I've been involved with the Arquillian project since some time now. After I received the JBoss Community Leader Award for my work with the Arquillian project in the category documentation back in April 2012 everybody was expecting me to write a book on it. Honestly I never felt like having the time to write a book at all. So I was really glad that John took the efforts putting a book together about my favorite integration testing tool. Time to review his work. Thanks to Packt for giving me the opportunity to do this.
Integration testing sometimes involves writing complex codes. This book introduces you to the capabilities of Arquillian to enable you to write simple code with a broad range of integration tests for Java applications. Arquillian Testing Guide serves as an introductory book to writing simple codes for testing java applications. This book will help you to develop richer test cases which can be run automatically while performing rigorous testing of the software. Arquillian Testing Guide introduces you to Arquillians features and capabilities. This book will help you understand the mechanism of creating deployments and test against those deployments. The book begins with basic JUnit test cases beginning with an enterprise test case, which then go on to discuss remote testing. During the course of the book, you will also learn how to mix container and non-container tests into a single test case. By the end of the book, you will have learned how to extend JUnit tests to work with Arquillian and deploy them to a container automatically.

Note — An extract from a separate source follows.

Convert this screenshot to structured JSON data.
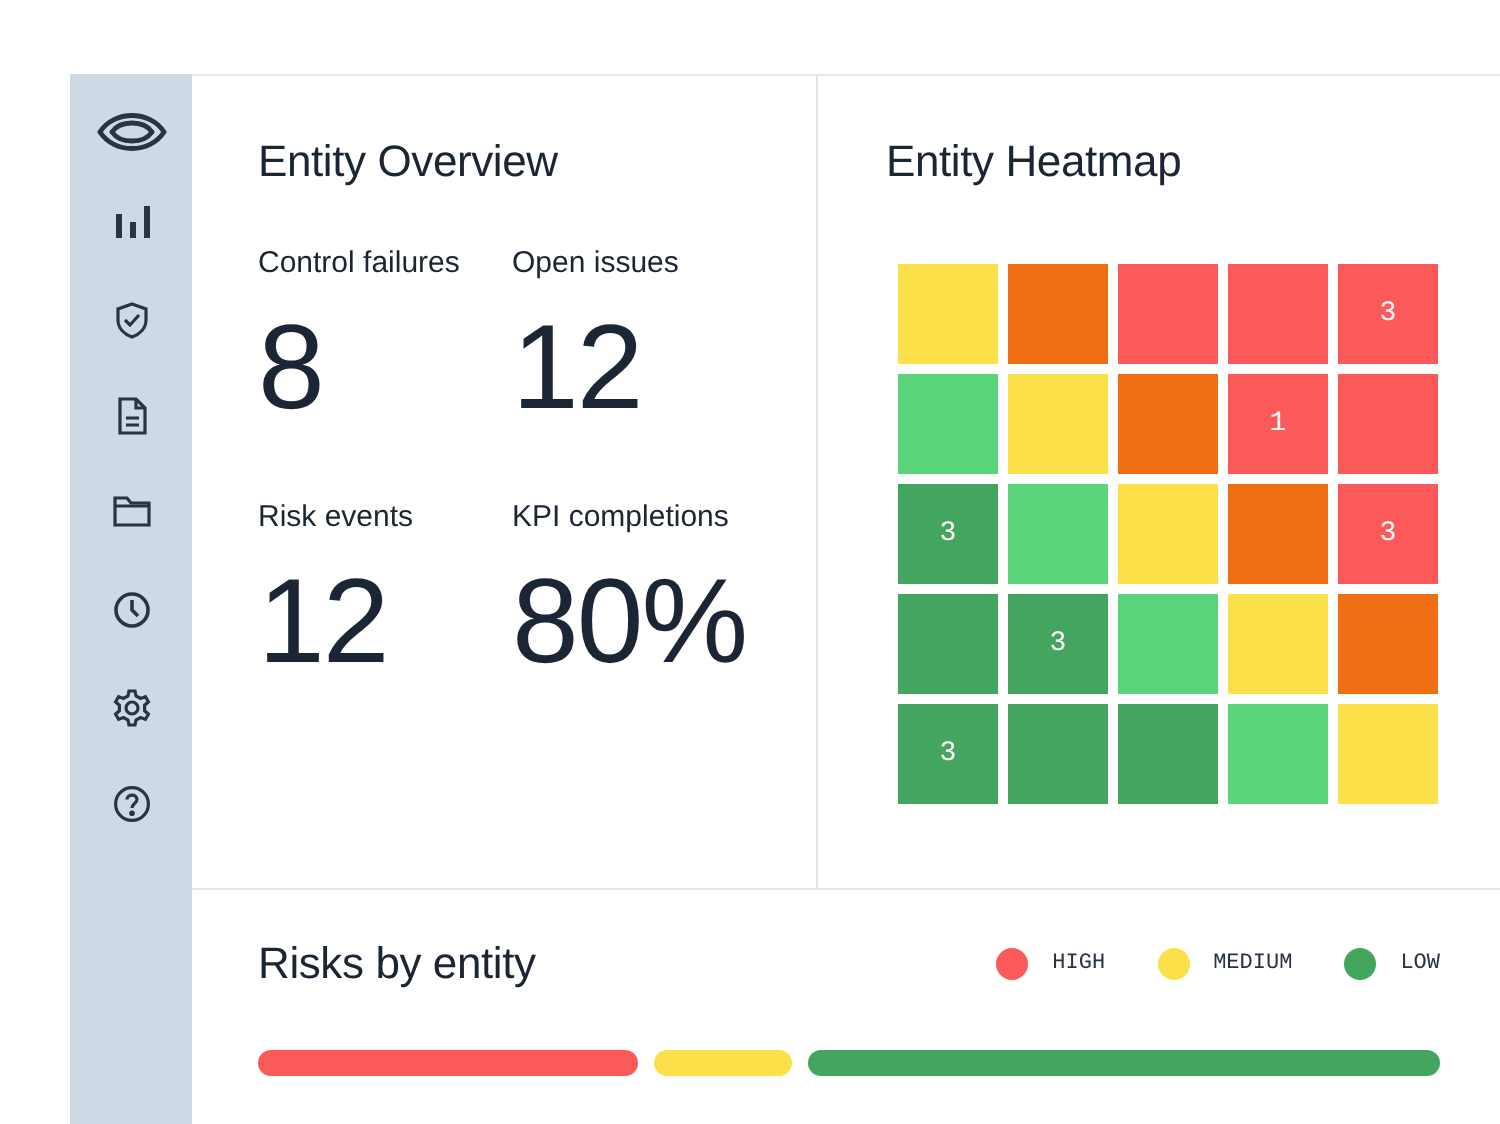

Book: Arquillian Testing Guide
Language : English
Paperback : 242 pages [ 9.1 x 7.5 x 0.7 inches ]
Release Date : April 17, 2013
About the Author
John D. Ament (@JohnAment) was born to a beautician and a taxi driver in the warm summer of 1983 in Ridgewood, New York. At the age of six his family moved to the northern suburbs of New Jersey. After graduating from the Rutgers University and working a few short-term IT jobs, he moved to the southern side of New Jersey just outside of Philadelphia, where he has been located for the last seven years. In 2008, he started participating in the open source community. After working with Spring a bit here and there, he started investigating the Seam framework. After finding use of the framework in a few applications, he started participating more and more with the community. Eventually, he became the module lead for a couple of components in Seam 3 and started working more and more with open source technologies. This led to more and more community involvement, including participation in the JMS 2.0 Expert Group. After following through on some test-driven trends, he decided to try out a new framework called Arquillian to help automate some of the testing being performed on a few work-related projects. It surprisingly worked well, to the point of being used to perform all of the automated testing against container deployments of applications he was working on. This drove a lot of passion for the framework and his continued use of the tool today.
Removing everything else (Preface, Index, etc.) leaves you with 212 content pages in 10 chapters. That is a reasonable amount of information and the chapters cover every interesting part of Arquillian.
The first chapter "The Aliens Have Landed!" is meant to get your feet wet. You will be writing tests with your code, and deploying using embedded Weld, OpenWebBeans, and Glassfish.
The second chapter "The Evolution of Testing" focuses on the technologies that have existed for many years to support our testing efforts. In some cases, these are introductions to technologies that Arquillian can extend and others that Arquillian may compete with.
The third chapter "Container Testing" introduces you to the three types of containers supported in Arquillian (embedded, managed and remote) and guides you through the configuration.
Chapter four "Why Did the Test Fail?" gives you some troubleshooting advices when nothing works.
The fifth chapter "Enriching the Enterprise Test Case" focuses on test cases, and the enrichment that occurs when using Arquillian in those test cases.
Just a little after the first half you get introduced to "Arquillian Extensions" in chapter six.
UI Testing is covered in chapter seven "Functional Application Testing" and directly followed by "Service Testing" in chapter eight. Chapters nine and ten focus on lesser documented areas of the ecosphere. "Arquillian and OSGi" and "ShrinkWrap in Action".
Writing and Style
Generally the instructions are clear, the code is readable and there are some very rare screen-shots which actually are of questionable help. The overall level of detail and mixed in complexity is appropriate and in case you need it you can download the source code from Packt. As a non native reader I didn't found any issues while reading the book. Honestly I haven't read every single page but browsed through some of the stuff I had blogged about before.
Conclusion and recommendation
The goal of this book is to help understand how and where to use Arquillian with enterprise applications. It provides an in-depth overview of Arquillian throughout the book, as well as overall strategies for how to add Arquillian to your standards at work. If you're not that kind of guy willing to gather everything from the various sources on the net this is your number one source of information and a must have in your collection.